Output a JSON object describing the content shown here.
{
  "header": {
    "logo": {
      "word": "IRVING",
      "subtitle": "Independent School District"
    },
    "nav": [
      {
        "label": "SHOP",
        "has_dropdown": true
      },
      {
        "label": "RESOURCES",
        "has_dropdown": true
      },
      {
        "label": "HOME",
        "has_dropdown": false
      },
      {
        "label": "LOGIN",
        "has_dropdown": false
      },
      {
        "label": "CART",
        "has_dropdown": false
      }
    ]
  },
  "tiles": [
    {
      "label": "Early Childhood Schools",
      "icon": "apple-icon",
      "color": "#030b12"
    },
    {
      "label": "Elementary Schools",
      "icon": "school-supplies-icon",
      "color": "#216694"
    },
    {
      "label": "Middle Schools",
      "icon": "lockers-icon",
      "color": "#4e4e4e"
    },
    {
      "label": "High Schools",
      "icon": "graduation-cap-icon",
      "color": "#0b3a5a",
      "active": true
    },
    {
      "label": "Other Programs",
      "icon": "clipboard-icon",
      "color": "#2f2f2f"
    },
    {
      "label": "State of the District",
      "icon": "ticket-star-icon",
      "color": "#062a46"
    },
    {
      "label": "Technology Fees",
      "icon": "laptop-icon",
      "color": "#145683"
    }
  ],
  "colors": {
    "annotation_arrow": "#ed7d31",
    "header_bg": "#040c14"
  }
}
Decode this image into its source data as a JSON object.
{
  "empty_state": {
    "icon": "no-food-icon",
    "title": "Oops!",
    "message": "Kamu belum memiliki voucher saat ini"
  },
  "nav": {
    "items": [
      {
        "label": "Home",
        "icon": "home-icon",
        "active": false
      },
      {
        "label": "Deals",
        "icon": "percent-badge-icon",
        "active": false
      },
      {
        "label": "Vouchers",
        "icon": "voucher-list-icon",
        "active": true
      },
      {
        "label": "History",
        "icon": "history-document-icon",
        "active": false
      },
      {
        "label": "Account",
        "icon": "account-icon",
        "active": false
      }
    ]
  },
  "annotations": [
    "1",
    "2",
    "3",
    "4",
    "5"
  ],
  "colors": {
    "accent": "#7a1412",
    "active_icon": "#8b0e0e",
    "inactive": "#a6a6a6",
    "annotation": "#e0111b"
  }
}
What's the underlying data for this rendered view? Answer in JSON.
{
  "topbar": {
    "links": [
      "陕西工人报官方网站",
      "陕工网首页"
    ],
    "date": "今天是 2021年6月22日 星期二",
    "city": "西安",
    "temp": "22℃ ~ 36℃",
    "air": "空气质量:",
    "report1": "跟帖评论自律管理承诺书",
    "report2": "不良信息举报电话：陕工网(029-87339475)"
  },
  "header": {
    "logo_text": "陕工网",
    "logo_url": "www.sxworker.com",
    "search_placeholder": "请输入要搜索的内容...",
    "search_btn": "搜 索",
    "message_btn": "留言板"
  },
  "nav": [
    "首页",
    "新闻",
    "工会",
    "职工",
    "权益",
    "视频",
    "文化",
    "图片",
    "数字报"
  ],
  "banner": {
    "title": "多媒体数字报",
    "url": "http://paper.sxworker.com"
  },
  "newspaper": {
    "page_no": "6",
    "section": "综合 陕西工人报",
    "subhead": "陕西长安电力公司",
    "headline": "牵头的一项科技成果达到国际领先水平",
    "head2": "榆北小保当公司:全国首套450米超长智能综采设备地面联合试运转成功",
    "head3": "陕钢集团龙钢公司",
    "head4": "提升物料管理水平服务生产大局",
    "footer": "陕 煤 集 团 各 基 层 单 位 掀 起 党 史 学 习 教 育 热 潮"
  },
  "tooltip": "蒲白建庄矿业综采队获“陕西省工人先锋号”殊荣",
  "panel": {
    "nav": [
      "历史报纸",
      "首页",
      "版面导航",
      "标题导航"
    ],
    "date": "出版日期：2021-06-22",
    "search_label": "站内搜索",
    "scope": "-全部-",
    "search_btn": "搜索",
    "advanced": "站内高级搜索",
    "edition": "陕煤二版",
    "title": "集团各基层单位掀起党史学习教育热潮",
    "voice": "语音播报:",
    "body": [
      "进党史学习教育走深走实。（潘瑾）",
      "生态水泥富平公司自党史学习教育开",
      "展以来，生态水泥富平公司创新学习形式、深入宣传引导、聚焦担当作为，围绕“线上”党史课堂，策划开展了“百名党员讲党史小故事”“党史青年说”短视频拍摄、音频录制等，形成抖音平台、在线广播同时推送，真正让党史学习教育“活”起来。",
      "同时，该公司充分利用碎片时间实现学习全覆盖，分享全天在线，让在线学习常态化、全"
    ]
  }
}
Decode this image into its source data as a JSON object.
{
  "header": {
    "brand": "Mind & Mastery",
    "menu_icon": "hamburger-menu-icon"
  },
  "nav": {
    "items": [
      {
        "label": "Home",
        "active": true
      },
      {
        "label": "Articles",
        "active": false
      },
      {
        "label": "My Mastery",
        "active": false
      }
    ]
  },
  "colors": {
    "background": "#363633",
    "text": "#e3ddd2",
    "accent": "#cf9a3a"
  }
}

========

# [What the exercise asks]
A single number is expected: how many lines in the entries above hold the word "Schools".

# [Response to this task]
4